(Instructions for the task):
Without changing anything, reproduce every record below.

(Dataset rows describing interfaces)
# # # # # # #

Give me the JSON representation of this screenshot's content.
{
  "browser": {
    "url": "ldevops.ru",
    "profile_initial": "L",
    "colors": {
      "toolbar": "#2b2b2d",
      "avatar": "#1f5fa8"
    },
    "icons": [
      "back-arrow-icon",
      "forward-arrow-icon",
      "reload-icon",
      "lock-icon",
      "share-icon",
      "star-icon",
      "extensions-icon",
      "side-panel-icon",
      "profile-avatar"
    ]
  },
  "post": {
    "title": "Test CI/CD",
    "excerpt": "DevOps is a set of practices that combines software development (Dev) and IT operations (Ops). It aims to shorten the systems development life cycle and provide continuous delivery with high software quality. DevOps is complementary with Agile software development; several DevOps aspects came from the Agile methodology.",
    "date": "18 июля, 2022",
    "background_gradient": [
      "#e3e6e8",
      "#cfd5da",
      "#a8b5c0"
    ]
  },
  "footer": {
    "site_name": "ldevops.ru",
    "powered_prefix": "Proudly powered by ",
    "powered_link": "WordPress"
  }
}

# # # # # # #

(Response to the task):
Give me the JSON representation of this screenshot's content.
{
  "browser": {
    "url": "ldevops.ru",
    "profile_initial": "L",
    "colors": {
      "toolbar": "#2b2b2d",
      "avatar": "#1f5fa8"
    },
    "icons": [
      "back-arrow-icon",
      "forward-arrow-icon",
      "reload-icon",
      "lock-icon",
      "share-icon",
      "star-icon",
      "extensions-icon",
      "side-panel-icon",
      "profile-avatar"
    ]
  },
  "post": {
    "title": "Test CI/CD",
    "excerpt": "DevOps is a set of practices that combines software development (Dev) and IT operations (Ops). It aims to shorten the systems development life cycle and provide continuous delivery with high software quality. DevOps is complementary with Agile software development; several DevOps aspects came from the Agile methodology.",
    "date": "18 июля, 2022",
    "background_gradient": [
      "#e3e6e8",
      "#cfd5da",
      "#a8b5c0"
    ]
  },
  "footer": {
    "site_name": "ldevops.ru",
    "powered_prefix": "Proudly powered by ",
    "powered_link": "WordPress"
  }
}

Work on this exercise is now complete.